**Data supplied:**

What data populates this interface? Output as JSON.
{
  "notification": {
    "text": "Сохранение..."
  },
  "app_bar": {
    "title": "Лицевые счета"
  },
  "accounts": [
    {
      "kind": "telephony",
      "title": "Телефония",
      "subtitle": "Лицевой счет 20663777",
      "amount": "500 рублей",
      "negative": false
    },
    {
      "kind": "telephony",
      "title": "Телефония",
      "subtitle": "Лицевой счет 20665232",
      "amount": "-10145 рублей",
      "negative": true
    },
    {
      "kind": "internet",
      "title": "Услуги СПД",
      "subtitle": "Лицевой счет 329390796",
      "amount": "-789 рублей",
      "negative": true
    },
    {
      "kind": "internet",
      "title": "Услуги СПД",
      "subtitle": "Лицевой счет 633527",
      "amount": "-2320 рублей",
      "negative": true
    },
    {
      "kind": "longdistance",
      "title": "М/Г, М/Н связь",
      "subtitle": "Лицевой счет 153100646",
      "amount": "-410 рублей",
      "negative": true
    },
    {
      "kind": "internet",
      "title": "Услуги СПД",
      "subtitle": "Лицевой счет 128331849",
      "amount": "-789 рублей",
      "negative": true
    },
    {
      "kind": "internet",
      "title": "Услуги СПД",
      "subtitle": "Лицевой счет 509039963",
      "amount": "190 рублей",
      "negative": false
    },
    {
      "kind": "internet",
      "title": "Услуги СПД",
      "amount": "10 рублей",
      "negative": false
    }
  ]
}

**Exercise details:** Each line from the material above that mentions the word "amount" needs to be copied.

**Response to this task:**
      "amount": "500 рублей",
      "amount": "-10145 рублей",
      "amount": "-789 рублей",
      "amount": "-2320 рублей",
      "amount": "-410 рублей",
      "amount": "-789 рублей",
      "amount": "190 рублей",
      "amount": "10 рублей",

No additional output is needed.